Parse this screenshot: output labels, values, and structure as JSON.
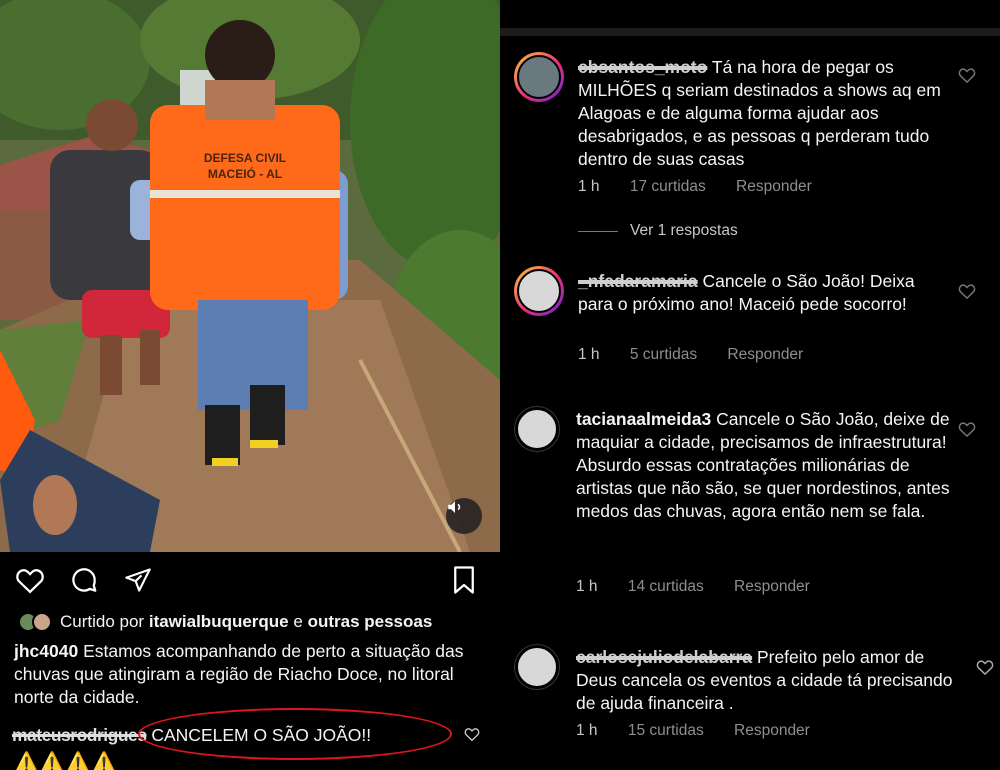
{
  "post": {
    "liked_by_prefix": "Curtido por",
    "liked_by_user": "itawialbuquerque",
    "liked_by_conj": "e",
    "liked_by_others": "outras pessoas",
    "caption_user": "jhc4040",
    "caption_text": "Estamos acompanhando de perto a situação das chuvas que atingiram a região de Riacho Doce, no litoral norte da cidade.",
    "first_comment_user": "mateusrodrigues",
    "first_comment_text": "CANCELEM O SÃO JOÃO!!",
    "warning_emojis": "⚠️⚠️⚠️⚠️",
    "vest_line1": "DEFESA CIVIL",
    "vest_line2": "MACEIÓ - AL"
  },
  "comments": [
    {
      "user": "cbsantos_moto",
      "text": "Tá na hora de pegar os MILHÕES  q seriam destinados a shows aq em Alagoas e de alguma forma ajudar aos desabrigados, e as pessoas q perderam tudo dentro de suas casas",
      "time": "1 h",
      "likes": "17 curtidas",
      "reply": "Responder",
      "view_replies": "Ver 1 respostas"
    },
    {
      "user": "_nfadaramaria",
      "text": "Cancele o São João! Deixa para o próximo ano! Maceió pede socorro!",
      "time": "1 h",
      "likes": "5 curtidas",
      "reply": "Responder"
    },
    {
      "user": "tacianaalmeida3",
      "text": "Cancele o São João, deixe de maquiar a cidade, precisamos de infraestrutura! Absurdo essas contratações milionárias de artistas que não são, se quer nordestinos, antes medos das chuvas, agora então nem se fala.",
      "time": "1 h",
      "likes": "14 curtidas",
      "reply": "Responder"
    },
    {
      "user": "carlosejuliodelabarra",
      "text": "Prefeito pelo amor de Deus cancela os eventos a cidade tá precisando de ajuda financeira .",
      "time": "1 h",
      "likes": "15 curtidas",
      "reply": "Responder"
    }
  ],
  "colors": {
    "background": "#000000",
    "text": "#f5f5f5",
    "muted": "#8e8e8e",
    "highlight_circle": "#e0141e",
    "vest": "#ff6a1a"
  },
  "icons": [
    "heart-icon",
    "comment-icon",
    "share-icon",
    "bookmark-icon",
    "mute-icon"
  ]
}
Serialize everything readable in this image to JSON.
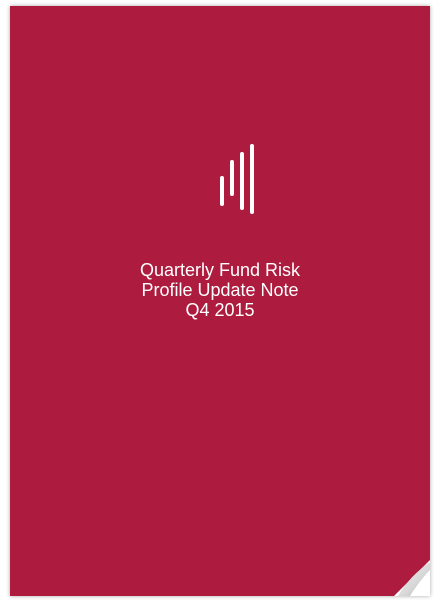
{
  "cover": {
    "title_lines": [
      "Quarterly Fund Risk",
      "Profile Update Note",
      "Q4 2015"
    ],
    "logo_icon": "vertical-bars-logo-icon",
    "curl_icon": "page-curl-icon",
    "colors": {
      "background": "#ad1b3e",
      "text": "#ffffff"
    }
  }
}
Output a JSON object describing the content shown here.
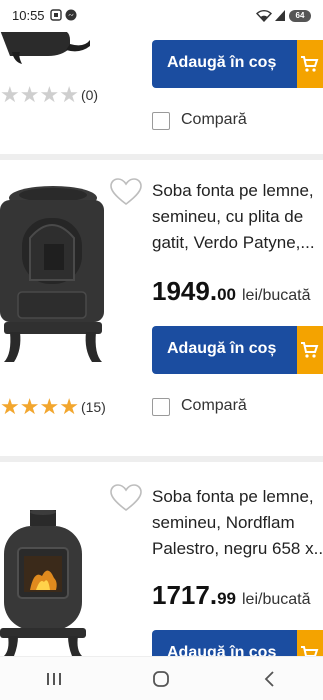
{
  "status_bar": {
    "time": "10:55",
    "battery": "64"
  },
  "cards": [
    {
      "add_label": "Adaugă în coș",
      "compare_label": "Compară",
      "rating_count": "(0)"
    },
    {
      "title_lines": [
        "Soba fonta pe lemne,",
        "semineu, cu plita de",
        "gatit, Verdo Patyne,..."
      ],
      "price_int": "1949.",
      "price_cents": "00",
      "price_unit": "lei/bucată",
      "add_label": "Adaugă în coș",
      "compare_label": "Compară",
      "rating_count": "(15)"
    },
    {
      "title_lines": [
        "Soba fonta pe lemne,",
        "semineu, Nordflam",
        "Palestro, negru 658 x..."
      ],
      "price_int": "1717.",
      "price_cents": "99",
      "price_unit": "lei/bucată",
      "add_label": "Adaugă în coș"
    }
  ],
  "icons": {
    "wishlist": "heart-outline-icon",
    "cart": "cart-icon",
    "nav": [
      "recents-icon",
      "home-icon",
      "back-icon"
    ]
  },
  "colors": {
    "add_button": "#1b4da0",
    "cart_accent": "#f4a300",
    "star_full": "#f2a62e",
    "star_empty": "#cfcfcf"
  }
}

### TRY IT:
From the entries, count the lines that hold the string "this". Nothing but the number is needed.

### TASK RESULT:
2